Aim of the task: The full listing is to be written out again, unchanged.
BEGIN Available records
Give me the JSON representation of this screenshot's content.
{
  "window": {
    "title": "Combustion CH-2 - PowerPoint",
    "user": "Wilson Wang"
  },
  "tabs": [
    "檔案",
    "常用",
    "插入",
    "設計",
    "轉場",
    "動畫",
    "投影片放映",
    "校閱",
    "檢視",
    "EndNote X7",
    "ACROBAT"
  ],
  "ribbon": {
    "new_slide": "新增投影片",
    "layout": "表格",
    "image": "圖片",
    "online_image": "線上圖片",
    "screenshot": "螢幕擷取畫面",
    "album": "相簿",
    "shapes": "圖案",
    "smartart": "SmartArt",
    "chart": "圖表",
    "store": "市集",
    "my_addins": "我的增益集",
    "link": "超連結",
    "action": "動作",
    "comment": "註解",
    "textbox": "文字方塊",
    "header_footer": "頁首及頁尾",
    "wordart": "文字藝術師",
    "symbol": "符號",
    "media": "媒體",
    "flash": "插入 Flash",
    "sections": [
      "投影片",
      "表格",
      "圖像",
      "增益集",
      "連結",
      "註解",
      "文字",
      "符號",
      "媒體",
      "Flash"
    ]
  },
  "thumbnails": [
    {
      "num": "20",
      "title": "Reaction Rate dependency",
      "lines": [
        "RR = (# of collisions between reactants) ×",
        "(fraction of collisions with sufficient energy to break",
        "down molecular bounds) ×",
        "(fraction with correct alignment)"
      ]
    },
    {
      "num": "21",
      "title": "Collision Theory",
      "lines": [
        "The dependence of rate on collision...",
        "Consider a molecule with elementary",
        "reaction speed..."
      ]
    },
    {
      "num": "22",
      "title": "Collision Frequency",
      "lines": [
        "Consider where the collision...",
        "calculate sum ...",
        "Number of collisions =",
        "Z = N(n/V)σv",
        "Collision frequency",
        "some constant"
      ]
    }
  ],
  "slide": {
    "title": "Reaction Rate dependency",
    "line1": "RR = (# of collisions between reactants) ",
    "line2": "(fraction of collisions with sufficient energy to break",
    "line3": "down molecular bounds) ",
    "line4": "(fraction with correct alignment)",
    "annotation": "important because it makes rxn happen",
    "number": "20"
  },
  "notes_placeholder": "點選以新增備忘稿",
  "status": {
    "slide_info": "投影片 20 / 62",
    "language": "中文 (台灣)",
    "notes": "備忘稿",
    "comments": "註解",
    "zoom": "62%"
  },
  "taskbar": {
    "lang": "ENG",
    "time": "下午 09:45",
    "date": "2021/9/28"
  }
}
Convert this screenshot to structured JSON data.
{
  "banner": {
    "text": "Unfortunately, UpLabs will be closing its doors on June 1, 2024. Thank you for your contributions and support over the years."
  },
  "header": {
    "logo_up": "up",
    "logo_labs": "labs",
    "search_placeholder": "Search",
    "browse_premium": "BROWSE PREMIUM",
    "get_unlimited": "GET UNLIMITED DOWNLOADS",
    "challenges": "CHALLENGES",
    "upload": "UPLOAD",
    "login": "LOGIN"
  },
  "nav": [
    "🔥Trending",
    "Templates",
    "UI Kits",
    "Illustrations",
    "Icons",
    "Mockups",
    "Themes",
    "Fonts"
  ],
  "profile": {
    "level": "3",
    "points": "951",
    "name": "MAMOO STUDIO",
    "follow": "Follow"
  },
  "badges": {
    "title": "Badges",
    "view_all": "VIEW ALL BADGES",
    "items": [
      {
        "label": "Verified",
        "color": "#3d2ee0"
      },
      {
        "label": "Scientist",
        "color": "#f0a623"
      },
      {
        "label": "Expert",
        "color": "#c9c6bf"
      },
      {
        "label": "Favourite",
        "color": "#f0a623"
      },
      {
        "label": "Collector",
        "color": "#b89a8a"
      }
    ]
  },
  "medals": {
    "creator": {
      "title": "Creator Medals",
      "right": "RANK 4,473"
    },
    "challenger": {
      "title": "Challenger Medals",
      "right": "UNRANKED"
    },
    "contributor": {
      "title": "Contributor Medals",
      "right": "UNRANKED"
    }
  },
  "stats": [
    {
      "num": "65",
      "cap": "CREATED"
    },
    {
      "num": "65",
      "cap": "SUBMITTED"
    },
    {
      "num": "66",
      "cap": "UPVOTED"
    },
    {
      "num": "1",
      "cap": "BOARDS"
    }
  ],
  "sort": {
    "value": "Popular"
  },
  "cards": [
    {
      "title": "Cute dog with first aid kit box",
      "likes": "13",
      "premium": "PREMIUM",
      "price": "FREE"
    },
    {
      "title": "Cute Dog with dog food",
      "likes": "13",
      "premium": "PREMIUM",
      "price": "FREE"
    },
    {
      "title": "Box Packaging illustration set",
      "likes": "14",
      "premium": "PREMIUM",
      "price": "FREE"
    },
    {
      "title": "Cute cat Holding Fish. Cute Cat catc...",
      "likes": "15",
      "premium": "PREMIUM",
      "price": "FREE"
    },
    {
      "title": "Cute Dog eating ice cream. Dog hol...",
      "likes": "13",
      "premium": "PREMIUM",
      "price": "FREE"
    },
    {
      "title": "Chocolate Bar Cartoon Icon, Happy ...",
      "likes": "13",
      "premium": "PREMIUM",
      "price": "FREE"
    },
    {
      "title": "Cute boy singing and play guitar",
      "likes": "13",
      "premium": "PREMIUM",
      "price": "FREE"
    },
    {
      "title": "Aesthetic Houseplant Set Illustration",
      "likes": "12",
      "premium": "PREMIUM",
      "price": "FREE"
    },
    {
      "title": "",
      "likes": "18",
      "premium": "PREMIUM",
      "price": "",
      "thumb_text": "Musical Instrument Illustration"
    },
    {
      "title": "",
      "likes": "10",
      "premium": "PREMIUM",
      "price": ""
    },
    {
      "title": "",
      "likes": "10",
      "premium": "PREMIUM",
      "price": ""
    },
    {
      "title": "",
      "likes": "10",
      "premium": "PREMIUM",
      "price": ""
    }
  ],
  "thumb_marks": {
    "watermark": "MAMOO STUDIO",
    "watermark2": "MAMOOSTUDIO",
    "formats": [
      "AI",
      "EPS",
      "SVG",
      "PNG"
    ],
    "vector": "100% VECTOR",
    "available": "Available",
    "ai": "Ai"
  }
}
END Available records
Written reply:
Give me the JSON representation of this screenshot's content.
{
  "window": {
    "title": "Combustion CH-2 - PowerPoint",
    "user": "Wilson Wang"
  },
  "tabs": [
    "檔案",
    "常用",
    "插入",
    "設計",
    "轉場",
    "動畫",
    "投影片放映",
    "校閱",
    "檢視",
    "EndNote X7",
    "ACROBAT"
  ],
  "ribbon": {
    "new_slide": "新增投影片",
    "layout": "表格",
    "image": "圖片",
    "online_image": "線上圖片",
    "screenshot": "螢幕擷取畫面",
    "album": "相簿",
    "shapes": "圖案",
    "smartart": "SmartArt",
    "chart": "圖表",
    "store": "市集",
    "my_addins": "我的增益集",
    "link": "超連結",
    "action": "動作",
    "comment": "註解",
    "textbox": "文字方塊",
    "header_footer": "頁首及頁尾",
    "wordart": "文字藝術師",
    "symbol": "符號",
    "media": "媒體",
    "flash": "插入 Flash",
    "sections": [
      "投影片",
      "表格",
      "圖像",
      "增益集",
      "連結",
      "註解",
      "文字",
      "符號",
      "媒體",
      "Flash"
    ]
  },
  "thumbnails": [
    {
      "num": "20",
      "title": "Reaction Rate dependency",
      "lines": [
        "RR = (# of collisions between reactants) ×",
        "(fraction of collisions with sufficient energy to break",
        "down molecular bounds) ×",
        "(fraction with correct alignment)"
      ]
    },
    {
      "num": "21",
      "title": "Collision Theory",
      "lines": [
        "The dependence of rate on collision...",
        "Consider a molecule with elementary",
        "reaction speed..."
      ]
    },
    {
      "num": "22",
      "title": "Collision Frequency",
      "lines": [
        "Consider where the collision...",
        "calculate sum ...",
        "Number of collisions =",
        "Z = N(n/V)σv",
        "Collision frequency",
        "some constant"
      ]
    }
  ],
  "slide": {
    "title": "Reaction Rate dependency",
    "line1": "RR = (# of collisions between reactants) ",
    "line2": "(fraction of collisions with sufficient energy to break",
    "line3": "down molecular bounds) ",
    "line4": "(fraction with correct alignment)",
    "annotation": "important because it makes rxn happen",
    "number": "20"
  },
  "notes_placeholder": "點選以新增備忘稿",
  "status": {
    "slide_info": "投影片 20 / 62",
    "language": "中文 (台灣)",
    "notes": "備忘稿",
    "comments": "註解",
    "zoom": "62%"
  },
  "taskbar": {
    "lang": "ENG",
    "time": "下午 09:45",
    "date": "2021/9/28"
  }
}
Convert this screenshot to structured JSON data.
{
  "banner": {
    "text": "Unfortunately, UpLabs will be closing its doors on June 1, 2024. Thank you for your contributions and support over the years."
  },
  "header": {
    "logo_up": "up",
    "logo_labs": "labs",
    "search_placeholder": "Search",
    "browse_premium": "BROWSE PREMIUM",
    "get_unlimited": "GET UNLIMITED DOWNLOADS",
    "challenges": "CHALLENGES",
    "upload": "UPLOAD",
    "login": "LOGIN"
  },
  "nav": [
    "🔥Trending",
    "Templates",
    "UI Kits",
    "Illustrations",
    "Icons",
    "Mockups",
    "Themes",
    "Fonts"
  ],
  "profile": {
    "level": "3",
    "points": "951",
    "name": "MAMOO STUDIO",
    "follow": "Follow"
  },
  "badges": {
    "title": "Badges",
    "view_all": "VIEW ALL BADGES",
    "items": [
      {
        "label": "Verified",
        "color": "#3d2ee0"
      },
      {
        "label": "Scientist",
        "color": "#f0a623"
      },
      {
        "label": "Expert",
        "color": "#c9c6bf"
      },
      {
        "label": "Favourite",
        "color": "#f0a623"
      },
      {
        "label": "Collector",
        "color": "#b89a8a"
      }
    ]
  },
  "medals": {
    "creator": {
      "title": "Creator Medals",
      "right": "RANK 4,473"
    },
    "challenger": {
      "title": "Challenger Medals",
      "right": "UNRANKED"
    },
    "contributor": {
      "title": "Contributor Medals",
      "right": "UNRANKED"
    }
  },
  "stats": [
    {
      "num": "65",
      "cap": "CREATED"
    },
    {
      "num": "65",
      "cap": "SUBMITTED"
    },
    {
      "num": "66",
      "cap": "UPVOTED"
    },
    {
      "num": "1",
      "cap": "BOARDS"
    }
  ],
  "sort": {
    "value": "Popular"
  },
  "cards": [
    {
      "title": "Cute dog with first aid kit box",
      "likes": "13",
      "premium": "PREMIUM",
      "price": "FREE"
    },
    {
      "title": "Cute Dog with dog food",
      "likes": "13",
      "premium": "PREMIUM",
      "price": "FREE"
    },
    {
      "title": "Box Packaging illustration set",
      "likes": "14",
      "premium": "PREMIUM",
      "price": "FREE"
    },
    {
      "title": "Cute cat Holding Fish. Cute Cat catc...",
      "likes": "15",
      "premium": "PREMIUM",
      "price": "FREE"
    },
    {
      "title": "Cute Dog eating ice cream. Dog hol...",
      "likes": "13",
      "premium": "PREMIUM",
      "price": "FREE"
    },
    {
      "title": "Chocolate Bar Cartoon Icon, Happy ...",
      "likes": "13",
      "premium": "PREMIUM",
      "price": "FREE"
    },
    {
      "title": "Cute boy singing and play guitar",
      "likes": "13",
      "premium": "PREMIUM",
      "price": "FREE"
    },
    {
      "title": "Aesthetic Houseplant Set Illustration",
      "likes": "12",
      "premium": "PREMIUM",
      "price": "FREE"
    },
    {
      "title": "",
      "likes": "18",
      "premium": "PREMIUM",
      "price": "",
      "thumb_text": "Musical Instrument Illustration"
    },
    {
      "title": "",
      "likes": "10",
      "premium": "PREMIUM",
      "price": ""
    },
    {
      "title": "",
      "likes": "10",
      "premium": "PREMIUM",
      "price": ""
    },
    {
      "title": "",
      "likes": "10",
      "premium": "PREMIUM",
      "price": ""
    }
  ],
  "thumb_marks": {
    "watermark": "MAMOO STUDIO",
    "watermark2": "MAMOOSTUDIO",
    "formats": [
      "AI",
      "EPS",
      "SVG",
      "PNG"
    ],
    "vector": "100% VECTOR",
    "available": "Available",
    "ai": "Ai"
  }
}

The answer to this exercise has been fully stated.